**Exercise description**
Nothing but a number should be given: the count of lines in the listing that include "this".

**Provided records**

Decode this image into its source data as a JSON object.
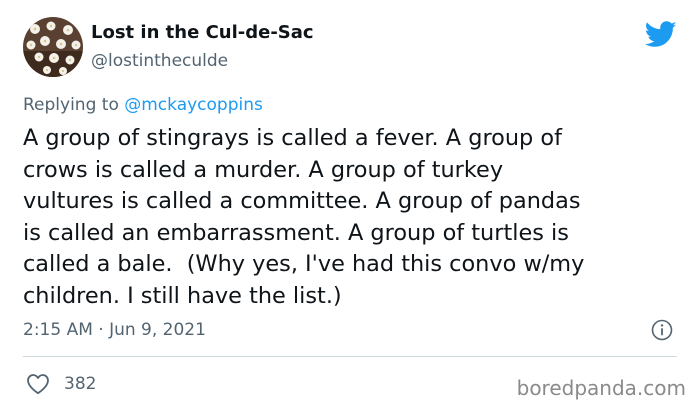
{
  "profile": {
    "display_name": "Lost in the Cul-de-Sac",
    "handle": "@lostintheculde",
    "avatar_icon": "flower-avatar"
  },
  "logo_icon": "twitter-bird-icon",
  "reply": {
    "prefix": "Replying to ",
    "mention": "@mckaycoppins"
  },
  "tweet": {
    "text": "A group of stingrays is called a fever. A group of\ncrows is called a murder. A group of turkey\nvultures is called a committee. A group of pandas\nis called an embarrassment. A group of turtles is\ncalled a bale.  (Why yes, I've had this convo w/my\nchildren. I still have the list.)",
    "timestamp": "2:15 AM · Jun 9, 2021"
  },
  "actions": {
    "likes": "382"
  },
  "watermark": "boredpanda.com",
  "colors": {
    "text": "#0f1419",
    "secondary": "#536471",
    "accent": "#1d9bf0",
    "divider": "#cfd9de"
  }
}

**Written reply**
2